• _WHAT YOU NEED TO DO_
Count the lines below that carry the word "label". Answer with that number alone.

◇ ◇ ◇ ◇

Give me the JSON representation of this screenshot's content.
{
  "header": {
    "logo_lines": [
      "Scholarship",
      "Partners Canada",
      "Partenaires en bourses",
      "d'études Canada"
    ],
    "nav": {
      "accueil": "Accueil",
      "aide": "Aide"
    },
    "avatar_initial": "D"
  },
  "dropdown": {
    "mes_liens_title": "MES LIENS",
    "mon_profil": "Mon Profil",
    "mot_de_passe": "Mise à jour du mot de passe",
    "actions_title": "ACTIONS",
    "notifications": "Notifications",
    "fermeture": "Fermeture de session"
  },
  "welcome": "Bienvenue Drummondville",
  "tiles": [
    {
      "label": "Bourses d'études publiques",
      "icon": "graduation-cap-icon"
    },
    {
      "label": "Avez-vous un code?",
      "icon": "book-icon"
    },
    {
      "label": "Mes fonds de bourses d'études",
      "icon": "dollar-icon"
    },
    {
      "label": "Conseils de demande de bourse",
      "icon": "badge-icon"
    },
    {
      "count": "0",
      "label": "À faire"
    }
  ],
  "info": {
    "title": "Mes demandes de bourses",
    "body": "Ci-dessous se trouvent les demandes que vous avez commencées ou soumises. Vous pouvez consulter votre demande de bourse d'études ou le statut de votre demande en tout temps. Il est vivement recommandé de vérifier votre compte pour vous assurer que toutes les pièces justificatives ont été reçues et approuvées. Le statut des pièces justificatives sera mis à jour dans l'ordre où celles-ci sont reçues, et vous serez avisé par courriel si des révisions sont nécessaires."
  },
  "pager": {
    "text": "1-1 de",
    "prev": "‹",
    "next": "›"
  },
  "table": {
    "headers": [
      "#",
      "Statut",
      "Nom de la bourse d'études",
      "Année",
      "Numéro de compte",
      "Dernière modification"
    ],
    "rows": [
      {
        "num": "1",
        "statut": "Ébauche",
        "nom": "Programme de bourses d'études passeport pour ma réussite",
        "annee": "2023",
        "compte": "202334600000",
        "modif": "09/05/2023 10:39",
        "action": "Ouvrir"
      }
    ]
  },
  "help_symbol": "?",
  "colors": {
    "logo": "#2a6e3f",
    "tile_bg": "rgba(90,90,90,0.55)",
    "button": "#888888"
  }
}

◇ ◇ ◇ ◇

• _RESULT OF THIS EXERCISE_
5